The earliest comedy in movies is the type of humor known as slapstick comedy, in which laughs are derived from characters falling down, getting hit on the head, bumping into a wall, etc. Slapstick is most closely associated with the silent film era because, as it turned out, silent film and slapstick were the perfect marriage. The first time this was clearly evident was in the films of Mack Sennett, the first successful comedy producer in Hollywood and the man known as the King of Comedy.
While Sennett was responsible for popularizing slapstick on an international level in the early 20th century, the history of slapstick goes all the way back to England in the 1600s. Ever hear of Punch and Judy? That puppet show about a guy who beats his wife with a stick? That stick Punch used was called a slapstick, and it made a comical “slap” sound when it hit something. A new genre of comedy had been born.
That type of humor migrated to the British stage and was a mainstay in 19th century pantomime. Even William Shakespeare incorporated slapstick into his plays, such as in The Comedy of Errors.
As a matter of fact, pie-in-the-face comedy originated in the British music halls when famous theatre impresario Fred Karno wanted to bypass censors who were strict about what they were aloud to say on stage. Years later, Hollywood would adopt similar logic in the production of their movies in the post-code era.
Today when you hear “slapstick” you might think of The Three Stooges, Tom and Jerry or MTV’s Jackass, but none of those things would exist without Mack Sennett.
Born in Canada in 1880, Sennett moved to New York to pursue a career in show business. He sang, danced, acted and eventually directed films for Biograph, the same film company where D.W. Griffith (The Birth of a Nation) got his start, and in many ways Sennett was to comedy what Griffith was to drama.
One benefit of working at the same studio as Griffith was that Sennett absorbed many of Griffith’s filmmaking techniques, the only difference being that Sennett had always wanted to make comedies.
Biograph wouldn’t let Sennett make humorous films so he founded his own independent company, Keystone Films, which may be the most important company in the history of comedy.
The Keystone films were zany and specialized in using physicality and motion to comic effect. This was the birth of American slapstick, filled with banana peels, pies, car chases and inept law enforcement. Anarchy, parody and non sequitor abound in these early silent films.
Sennett’s films usually conformed to one of three styles:
1. A conventional dramatic plot that was filled with gags but little story.

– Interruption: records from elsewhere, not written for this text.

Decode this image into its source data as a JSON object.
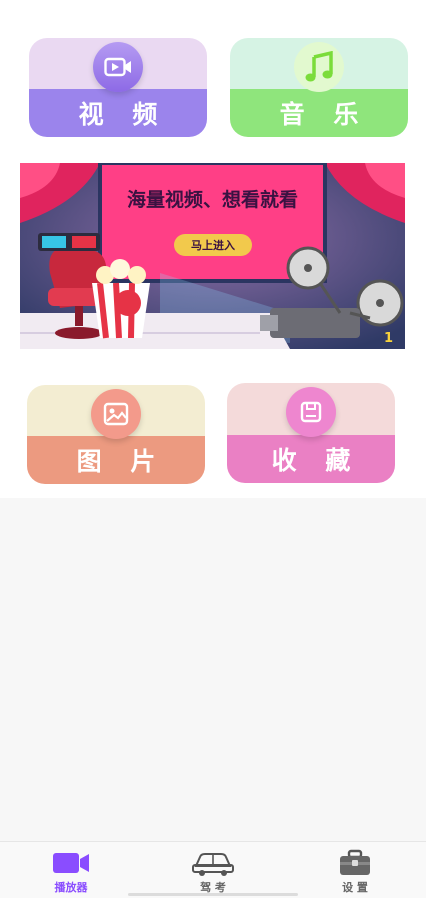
{
  "cards": {
    "video": {
      "label": "视 频",
      "icon": "video-camera-icon"
    },
    "music": {
      "label": "音 乐",
      "icon": "music-note-icon"
    },
    "picture": {
      "label": "图 片",
      "icon": "image-icon"
    },
    "favorite": {
      "label": "收 藏",
      "icon": "floppy-disk-icon"
    }
  },
  "banner": {
    "title": "海量视频、想看就看",
    "button_label": "马上进入",
    "index": "1"
  },
  "tabbar": {
    "items": [
      {
        "label": "播放器",
        "icon": "player-camera-icon",
        "active": true,
        "color": "#8a4dff"
      },
      {
        "label": "驾 考",
        "icon": "car-icon",
        "active": false,
        "color": "#666666"
      },
      {
        "label": "设 置",
        "icon": "toolbox-icon",
        "active": false,
        "color": "#666666"
      }
    ]
  },
  "colors": {
    "video_top": "#ead9f2",
    "video_bottom": "#9b84ec",
    "music_top": "#d6f3e4",
    "music_bottom": "#8fe57c",
    "picture_top": "#f3edd2",
    "picture_bottom": "#ec9a80",
    "favorite_top": "#f4dada",
    "favorite_bottom": "#ea80c4"
  }
}
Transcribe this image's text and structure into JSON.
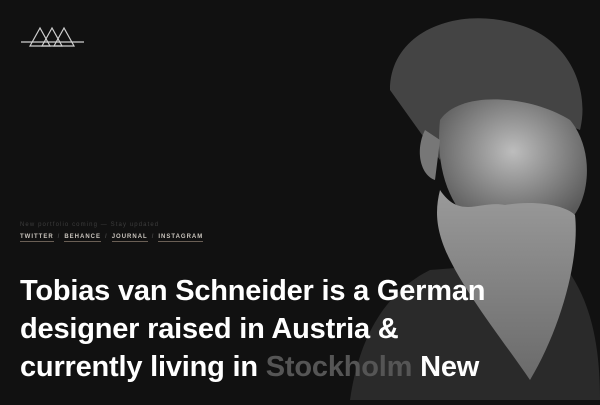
{
  "logo": {
    "icon": "triangles-logo-icon"
  },
  "hero": {
    "tagline": "New portfolio coming — Stay updated",
    "links": [
      "TWITTER",
      "BEHANCE",
      "JOURNAL",
      "INSTAGRAM"
    ],
    "separator": "/",
    "headline_before": "Tobias van Schneider is a German designer raised in Austria & currently living in ",
    "headline_highlight": "Stockholm",
    "headline_after": " New"
  },
  "colors": {
    "background": "#111111",
    "text": "#ffffff",
    "highlight": "#555555"
  }
}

2. A place or situation and a series of gags related to it.
3. A parody.
This kind of formula was present in Mack Sennett’s first feature film Tillie’s Punctured Romance (1914) in which the entire film was a series of gags stringed together on a simplistic plot.
Keystone set the standard for comedy moving forward, and its influence can be seen in Looney Tunes, Monty Python and the films of Mel Brooks.
Many future film stars got their start working for Sennett and Keystone, including Charlie Chaplin, Fatty Arbuckle, Gloria Swanson, Harold Lloyd, W.C. Fields and Bing Crosby.
Sennett went from directing to producing in 1915, and in 1916 he scrapped Keystone altogether to produce comedies for the giants like First National, Paramount and Pathé.
He wouldn’t survive the transition into the sound era, but he had a permanent effect on American comedy that would continue to influence filmmakers to this day.
Perhaps the only person more influential on Hollywood comedy was Charlie Chaplin, who himself would quit Keystone to pursue his own filmmaking aspirations and push comedy into brand new territory.
More on that in my next blog, but for now, let us salute the comedy of Mack Sennett. It could only get more sophisticated from there. Although I am not one to discredit the legitimacy of slapstick. It is maybe the most consistently funny kind of comedy in history.